== Task to complete ==
Please write every entry out again, exactly as it reads below.

::: Available records :::

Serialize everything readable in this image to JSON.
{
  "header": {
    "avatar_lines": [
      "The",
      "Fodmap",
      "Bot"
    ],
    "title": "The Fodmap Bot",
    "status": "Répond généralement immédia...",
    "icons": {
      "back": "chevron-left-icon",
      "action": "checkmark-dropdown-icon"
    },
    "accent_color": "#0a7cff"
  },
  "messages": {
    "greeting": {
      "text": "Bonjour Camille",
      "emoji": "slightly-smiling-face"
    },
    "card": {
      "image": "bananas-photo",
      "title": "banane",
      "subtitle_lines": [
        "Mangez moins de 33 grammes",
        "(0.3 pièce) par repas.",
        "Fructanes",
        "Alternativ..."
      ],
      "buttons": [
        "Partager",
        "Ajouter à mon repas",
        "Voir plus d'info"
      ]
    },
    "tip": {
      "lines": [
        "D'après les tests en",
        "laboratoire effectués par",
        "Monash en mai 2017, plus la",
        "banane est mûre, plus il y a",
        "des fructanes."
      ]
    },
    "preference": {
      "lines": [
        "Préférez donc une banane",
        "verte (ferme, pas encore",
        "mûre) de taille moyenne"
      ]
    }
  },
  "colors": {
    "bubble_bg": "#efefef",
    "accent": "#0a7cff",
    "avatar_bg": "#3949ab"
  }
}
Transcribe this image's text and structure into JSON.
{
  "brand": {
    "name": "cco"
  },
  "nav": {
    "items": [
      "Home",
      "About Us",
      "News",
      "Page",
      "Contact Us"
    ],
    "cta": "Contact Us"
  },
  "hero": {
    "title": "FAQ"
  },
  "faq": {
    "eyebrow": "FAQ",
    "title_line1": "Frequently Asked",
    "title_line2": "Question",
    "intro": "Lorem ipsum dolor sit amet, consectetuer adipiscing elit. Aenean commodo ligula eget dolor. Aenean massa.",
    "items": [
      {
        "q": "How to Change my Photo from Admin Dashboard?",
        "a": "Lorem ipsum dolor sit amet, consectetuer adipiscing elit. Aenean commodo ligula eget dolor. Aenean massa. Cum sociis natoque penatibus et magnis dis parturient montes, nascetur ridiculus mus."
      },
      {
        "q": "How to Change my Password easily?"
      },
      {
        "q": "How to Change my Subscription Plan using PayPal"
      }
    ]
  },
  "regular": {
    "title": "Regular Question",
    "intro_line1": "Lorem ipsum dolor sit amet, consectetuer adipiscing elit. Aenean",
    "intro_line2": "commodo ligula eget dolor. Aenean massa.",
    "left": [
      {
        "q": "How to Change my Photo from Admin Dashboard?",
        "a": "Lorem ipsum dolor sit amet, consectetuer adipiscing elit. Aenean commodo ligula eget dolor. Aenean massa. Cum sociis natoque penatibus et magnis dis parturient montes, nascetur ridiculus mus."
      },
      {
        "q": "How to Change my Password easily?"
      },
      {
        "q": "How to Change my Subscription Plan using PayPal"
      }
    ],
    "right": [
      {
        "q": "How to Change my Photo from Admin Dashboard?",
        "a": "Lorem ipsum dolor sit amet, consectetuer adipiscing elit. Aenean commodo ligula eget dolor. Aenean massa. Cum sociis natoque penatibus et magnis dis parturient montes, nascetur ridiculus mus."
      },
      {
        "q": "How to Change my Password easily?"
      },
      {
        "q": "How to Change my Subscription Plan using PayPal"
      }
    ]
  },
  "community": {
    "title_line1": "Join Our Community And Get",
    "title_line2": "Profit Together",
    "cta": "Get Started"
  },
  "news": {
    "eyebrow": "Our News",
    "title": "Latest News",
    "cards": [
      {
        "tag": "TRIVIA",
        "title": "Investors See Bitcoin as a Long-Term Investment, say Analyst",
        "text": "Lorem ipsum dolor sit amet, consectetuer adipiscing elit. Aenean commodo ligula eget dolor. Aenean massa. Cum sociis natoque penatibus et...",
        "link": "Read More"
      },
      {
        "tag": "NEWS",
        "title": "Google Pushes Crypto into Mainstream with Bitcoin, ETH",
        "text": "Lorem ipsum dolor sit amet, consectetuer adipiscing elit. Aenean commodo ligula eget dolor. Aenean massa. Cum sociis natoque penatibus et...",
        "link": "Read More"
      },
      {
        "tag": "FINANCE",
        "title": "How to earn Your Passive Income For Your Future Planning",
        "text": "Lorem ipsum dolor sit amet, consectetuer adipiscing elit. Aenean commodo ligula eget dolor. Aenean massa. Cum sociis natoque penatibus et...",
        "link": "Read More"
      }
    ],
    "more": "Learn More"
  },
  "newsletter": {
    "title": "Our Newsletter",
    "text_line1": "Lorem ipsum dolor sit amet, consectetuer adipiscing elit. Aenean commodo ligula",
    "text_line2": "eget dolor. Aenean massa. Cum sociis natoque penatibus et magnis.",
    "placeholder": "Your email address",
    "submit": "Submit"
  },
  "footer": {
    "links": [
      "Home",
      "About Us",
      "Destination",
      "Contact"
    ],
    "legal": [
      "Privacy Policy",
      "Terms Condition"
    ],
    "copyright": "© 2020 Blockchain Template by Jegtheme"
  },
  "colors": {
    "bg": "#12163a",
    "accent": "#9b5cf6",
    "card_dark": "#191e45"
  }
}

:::

== Answer to this exercise ==
Serialize everything readable in this image to JSON.
{
  "header": {
    "avatar_lines": [
      "The",
      "Fodmap",
      "Bot"
    ],
    "title": "The Fodmap Bot",
    "status": "Répond généralement immédia...",
    "icons": {
      "back": "chevron-left-icon",
      "action": "checkmark-dropdown-icon"
    },
    "accent_color": "#0a7cff"
  },
  "messages": {
    "greeting": {
      "text": "Bonjour Camille",
      "emoji": "slightly-smiling-face"
    },
    "card": {
      "image": "bananas-photo",
      "title": "banane",
      "subtitle_lines": [
        "Mangez moins de 33 grammes",
        "(0.3 pièce) par repas.",
        "Fructanes",
        "Alternativ..."
      ],
      "buttons": [
        "Partager",
        "Ajouter à mon repas",
        "Voir plus d'info"
      ]
    },
    "tip": {
      "lines": [
        "D'après les tests en",
        "laboratoire effectués par",
        "Monash en mai 2017, plus la",
        "banane est mûre, plus il y a",
        "des fructanes."
      ]
    },
    "preference": {
      "lines": [
        "Préférez donc une banane",
        "verte (ferme, pas encore",
        "mûre) de taille moyenne"
      ]
    }
  },
  "colors": {
    "bubble_bg": "#efefef",
    "accent": "#0a7cff",
    "avatar_bg": "#3949ab"
  }
}
Transcribe this image's text and structure into JSON.
{
  "brand": {
    "name": "cco"
  },
  "nav": {
    "items": [
      "Home",
      "About Us",
      "News",
      "Page",
      "Contact Us"
    ],
    "cta": "Contact Us"
  },
  "hero": {
    "title": "FAQ"
  },
  "faq": {
    "eyebrow": "FAQ",
    "title_line1": "Frequently Asked",
    "title_line2": "Question",
    "intro": "Lorem ipsum dolor sit amet, consectetuer adipiscing elit. Aenean commodo ligula eget dolor. Aenean massa.",
    "items": [
      {
        "q": "How to Change my Photo from Admin Dashboard?",
        "a": "Lorem ipsum dolor sit amet, consectetuer adipiscing elit. Aenean commodo ligula eget dolor. Aenean massa. Cum sociis natoque penatibus et magnis dis parturient montes, nascetur ridiculus mus."
      },
      {
        "q": "How to Change my Password easily?"
      },
      {
        "q": "How to Change my Subscription Plan using PayPal"
      }
    ]
  },
  "regular": {
    "title": "Regular Question",
    "intro_line1": "Lorem ipsum dolor sit amet, consectetuer adipiscing elit. Aenean",
    "intro_line2": "commodo ligula eget dolor. Aenean massa.",
    "left": [
      {
        "q": "How to Change my Photo from Admin Dashboard?",
        "a": "Lorem ipsum dolor sit amet, consectetuer adipiscing elit. Aenean commodo ligula eget dolor. Aenean massa. Cum sociis natoque penatibus et magnis dis parturient montes, nascetur ridiculus mus."
      },
      {
        "q": "How to Change my Password easily?"
      },
      {
        "q": "How to Change my Subscription Plan using PayPal"
      }
    ],
    "right": [
      {
        "q": "How to Change my Photo from Admin Dashboard?",
        "a": "Lorem ipsum dolor sit amet, consectetuer adipiscing elit. Aenean commodo ligula eget dolor. Aenean massa. Cum sociis natoque penatibus et magnis dis parturient montes, nascetur ridiculus mus."
      },
      {
        "q": "How to Change my Password easily?"
      },
      {
        "q": "How to Change my Subscription Plan using PayPal"
      }
    ]
  },
  "community": {
    "title_line1": "Join Our Community And Get",
    "title_line2": "Profit Together",
    "cta": "Get Started"
  },
  "news": {
    "eyebrow": "Our News",
    "title": "Latest News",
    "cards": [
      {
        "tag": "TRIVIA",
        "title": "Investors See Bitcoin as a Long-Term Investment, say Analyst",
        "text": "Lorem ipsum dolor sit amet, consectetuer adipiscing elit. Aenean commodo ligula eget dolor. Aenean massa. Cum sociis natoque penatibus et...",
        "link": "Read More"
      },
      {
        "tag": "NEWS",
        "title": "Google Pushes Crypto into Mainstream with Bitcoin, ETH",
        "text": "Lorem ipsum dolor sit amet, consectetuer adipiscing elit. Aenean commodo ligula eget dolor. Aenean massa. Cum sociis natoque penatibus et...",
        "link": "Read More"
      },
      {
        "tag": "FINANCE",
        "title": "How to earn Your Passive Income For Your Future Planning",
        "text": "Lorem ipsum dolor sit amet, consectetuer adipiscing elit. Aenean commodo ligula eget dolor. Aenean massa. Cum sociis natoque penatibus et...",
        "link": "Read More"
      }
    ],
    "more": "Learn More"
  },
  "newsletter": {
    "title": "Our Newsletter",
    "text_line1": "Lorem ipsum dolor sit amet, consectetuer adipiscing elit. Aenean commodo ligula",
    "text_line2": "eget dolor. Aenean massa. Cum sociis natoque penatibus et magnis.",
    "placeholder": "Your email address",
    "submit": "Submit"
  },
  "footer": {
    "links": [
      "Home",
      "About Us",
      "Destination",
      "Contact"
    ],
    "legal": [
      "Privacy Policy",
      "Terms Condition"
    ],
    "copyright": "© 2020 Blockchain Template by Jegtheme"
  },
  "colors": {
    "bg": "#12163a",
    "accent": "#9b5cf6",
    "card_dark": "#191e45"
  }
}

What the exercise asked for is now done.